> _What you need to do_:
Using the records that follow, work out how many lines hold the string "JSON" and provide that number only.

^^^^

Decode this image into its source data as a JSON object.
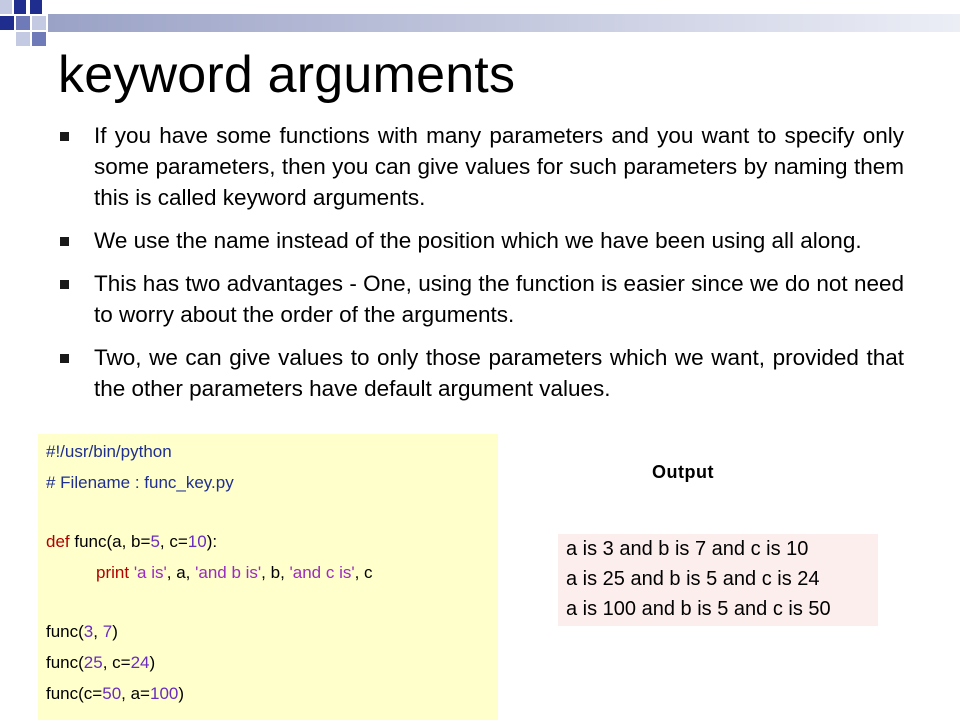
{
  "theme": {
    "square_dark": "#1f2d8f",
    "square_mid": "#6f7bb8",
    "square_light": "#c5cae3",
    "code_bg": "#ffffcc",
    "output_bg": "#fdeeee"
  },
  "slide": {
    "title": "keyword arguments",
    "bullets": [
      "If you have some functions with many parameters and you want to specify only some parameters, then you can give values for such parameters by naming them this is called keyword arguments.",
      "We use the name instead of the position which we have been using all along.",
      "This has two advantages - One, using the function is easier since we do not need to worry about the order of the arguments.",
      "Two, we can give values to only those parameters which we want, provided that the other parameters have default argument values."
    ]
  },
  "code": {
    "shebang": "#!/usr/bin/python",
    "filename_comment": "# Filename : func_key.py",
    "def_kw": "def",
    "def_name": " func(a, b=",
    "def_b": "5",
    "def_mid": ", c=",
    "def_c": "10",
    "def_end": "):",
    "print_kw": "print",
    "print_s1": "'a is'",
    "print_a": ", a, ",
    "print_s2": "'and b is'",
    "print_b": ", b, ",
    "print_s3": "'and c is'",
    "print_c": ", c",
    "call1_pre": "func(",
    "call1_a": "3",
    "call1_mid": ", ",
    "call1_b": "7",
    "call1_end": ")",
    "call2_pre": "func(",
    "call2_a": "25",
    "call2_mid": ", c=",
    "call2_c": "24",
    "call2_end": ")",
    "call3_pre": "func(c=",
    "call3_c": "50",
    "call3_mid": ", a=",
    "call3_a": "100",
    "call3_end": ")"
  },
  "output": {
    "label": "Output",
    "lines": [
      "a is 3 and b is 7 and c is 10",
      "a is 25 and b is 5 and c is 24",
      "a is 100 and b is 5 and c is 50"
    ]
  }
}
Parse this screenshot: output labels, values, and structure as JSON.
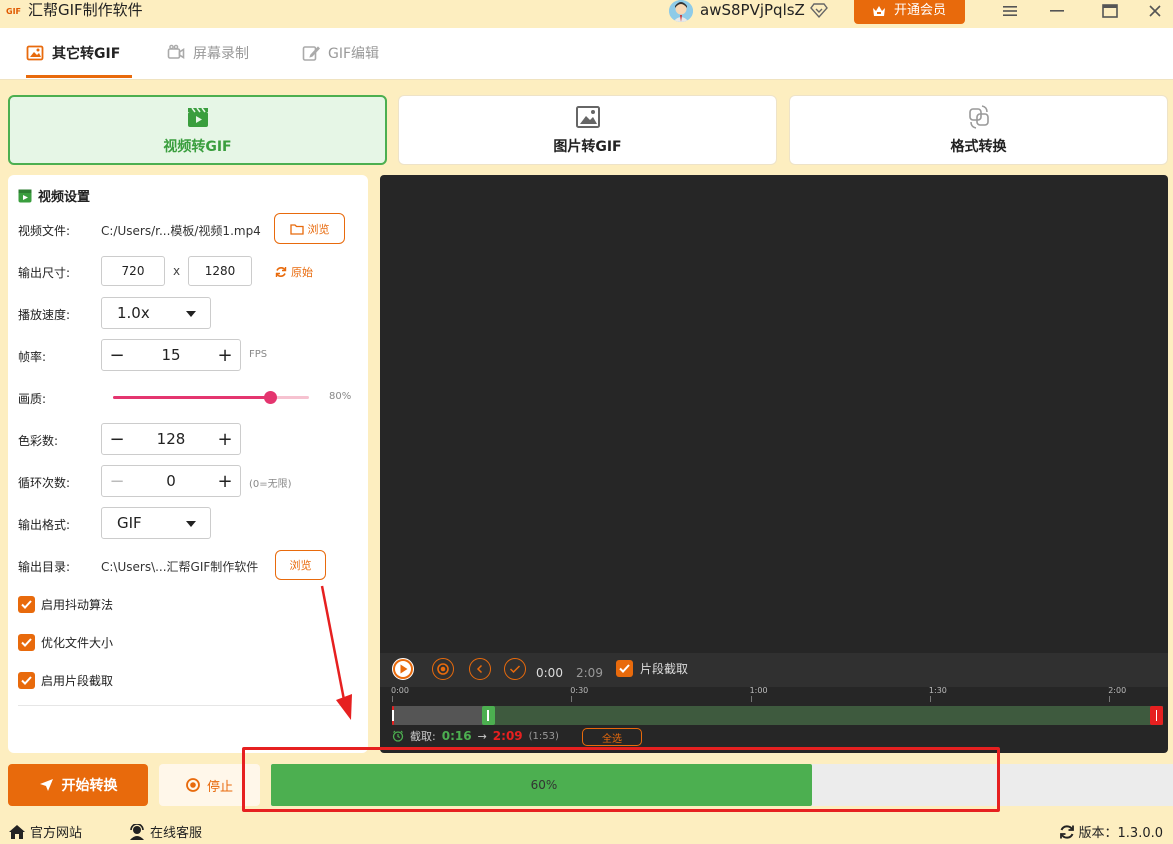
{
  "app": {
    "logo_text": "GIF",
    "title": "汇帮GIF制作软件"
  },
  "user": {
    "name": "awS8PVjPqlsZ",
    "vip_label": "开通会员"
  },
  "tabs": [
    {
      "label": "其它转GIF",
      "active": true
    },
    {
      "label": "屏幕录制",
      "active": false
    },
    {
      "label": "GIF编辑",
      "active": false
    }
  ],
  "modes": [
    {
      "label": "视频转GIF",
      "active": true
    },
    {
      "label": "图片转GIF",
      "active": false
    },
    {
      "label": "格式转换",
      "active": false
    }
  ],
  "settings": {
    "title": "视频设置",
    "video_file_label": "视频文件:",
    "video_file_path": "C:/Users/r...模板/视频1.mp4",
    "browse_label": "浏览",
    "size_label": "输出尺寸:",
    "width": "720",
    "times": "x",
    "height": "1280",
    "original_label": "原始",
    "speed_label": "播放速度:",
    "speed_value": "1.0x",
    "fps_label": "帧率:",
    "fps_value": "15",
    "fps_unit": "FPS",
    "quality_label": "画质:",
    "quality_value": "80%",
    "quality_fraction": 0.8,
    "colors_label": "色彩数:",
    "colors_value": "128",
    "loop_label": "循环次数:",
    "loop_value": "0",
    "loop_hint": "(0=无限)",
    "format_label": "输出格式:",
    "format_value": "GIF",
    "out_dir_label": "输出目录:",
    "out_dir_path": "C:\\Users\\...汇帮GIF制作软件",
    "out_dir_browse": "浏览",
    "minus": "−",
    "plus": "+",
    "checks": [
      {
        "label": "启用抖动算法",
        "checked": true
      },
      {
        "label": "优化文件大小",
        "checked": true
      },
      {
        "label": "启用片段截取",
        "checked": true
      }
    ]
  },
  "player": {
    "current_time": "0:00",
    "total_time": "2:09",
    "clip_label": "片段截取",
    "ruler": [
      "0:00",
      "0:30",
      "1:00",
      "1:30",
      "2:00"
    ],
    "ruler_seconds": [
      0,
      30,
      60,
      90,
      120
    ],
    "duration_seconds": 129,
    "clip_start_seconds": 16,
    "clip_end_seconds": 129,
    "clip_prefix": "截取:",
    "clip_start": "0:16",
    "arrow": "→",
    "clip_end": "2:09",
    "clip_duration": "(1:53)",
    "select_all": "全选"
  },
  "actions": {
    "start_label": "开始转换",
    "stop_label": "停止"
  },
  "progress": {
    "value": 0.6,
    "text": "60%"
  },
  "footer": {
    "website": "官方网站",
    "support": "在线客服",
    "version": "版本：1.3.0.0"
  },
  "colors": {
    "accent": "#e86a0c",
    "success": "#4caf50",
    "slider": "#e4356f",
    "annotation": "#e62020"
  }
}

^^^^

> _Expected output_:
2